Clemson felt better. The Coach ordered that military personnel wear their uniforms as often as possible – “Take pride in your uniform, be proud of your team.” While wearing their uniforms, the troops off duty ruled the streets, like princes; everything they saw was theirs, especially women. The Coach said, “Girls, keep yourselves ready to make our fighting men happy – it’s an honor that God allows and approves. For when you’re married, you belong to one man, but when you’re not married, you belong to all of them.”
They drove past what was once the campus of the university, and they glanced at the empty buildings crawling with homeless people.
“Why don’t they tear down these fuckin’ buildings?” Hollis wondered out loud.
“Maybe they plan to rebuild the college,” said Clemson.

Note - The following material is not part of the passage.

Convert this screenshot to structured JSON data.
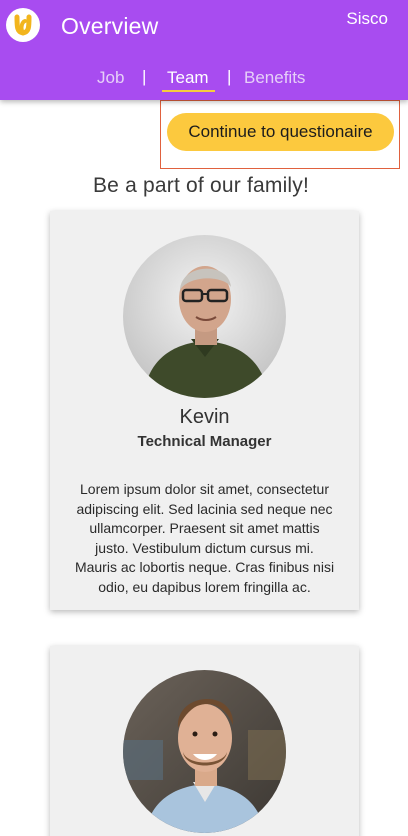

“F’ what, another fuckin’ battle?” sneered Hollis. For a whole month, the university area was the scene of combat, with rebel groups coming together to fight government forces from the buildings in the university. The area was declared a free-fire zone, and the troops were happy to take advantage of it.
“Education without purpose is dangerous,” declared Coleman, again quoting the Coach. “Unless what you learn is useful and productive, it is in vain.”
“Let’s stop here,” Clemson said, pointing to the small pizza parlor on the corner. The car pulled to an empty spot near a fire hydrant.
As they out of the car, a police car cruised by, and a cop called out, “Hey, y’can’t park there!” – Then he saw the three men in dress greens, and said, “Uh, okay!”
“Go, Coach!” the three soldiers called out. The police car went on.
As they got on the sidewalk, Clemson turned to Coleman and asked, “Hey, Col, y’ain’t jealous ‘a me and Bill bein’ NCOs are you?”
Coleman bowed his head and grunted, “Yeah I guess I am, I wanna make rank, too – ”
”Fuck the Coach!” was heard, and the three soldiers saw a small, dark-bearded young man down the street.
“Get ‘im!” they snapped. They ran, and he ran, and he turned the corner, and they turned the corner after him. The street was dark – municipal services, like streetlights, didn’t work in many parts of the city – and the young man disappeared into the darkness.
“Shit, we’ll never find ‘im,” moaned Hollis.
“Wait, let’s think,” said Clemson, “If we’re gonna be sergeants, we’ll have t’make decisions. I say we report this back to the base.”
“Naw, man,” said Coleman, “Can’t we get ‘im ourselves? We’ll be heroes!”
“Naw,” said Clemson, “we gotta play this right – ”
A series of pops, and bullets slammed into their bodies, ramming through organs and bones, and the three men fell in pain, with blood flying.
Clemson was hit in the stomach, legs and ribs, and he howled, “Oh, Jesus I’ll be good please let me live…” He tried to get up, rolling to his side, trying to stand, pain through his body, but he collapsed. He knew, from his superiors, that the rebels tortured and killed captured soldiers. Blood soaked his uniform and the sidewalk.
Two young women. wearing the sign of the Amazon Legion, came from the darkness and looked at the bodies. Clemson saw them – They’re gonna kill me, he thought.
One of the women looked at Clemson and said to her sister, “This one’s still alive, let’s treat ‘im.”
Clemson passed out.
The next thing Clemson knew, he was loaded into an Army ambulance. The women patched him up and left him for the ambulance – they didn’t torture him, as the lecturers on base told the troops that they would. The women didn’t torture me, thought Clemson, as the pain laid inside him. They said I’d be tortured, but I wasn’t. They said the city was clean of rebels. Don’t they ever stop lying to us? What else do they lie about?…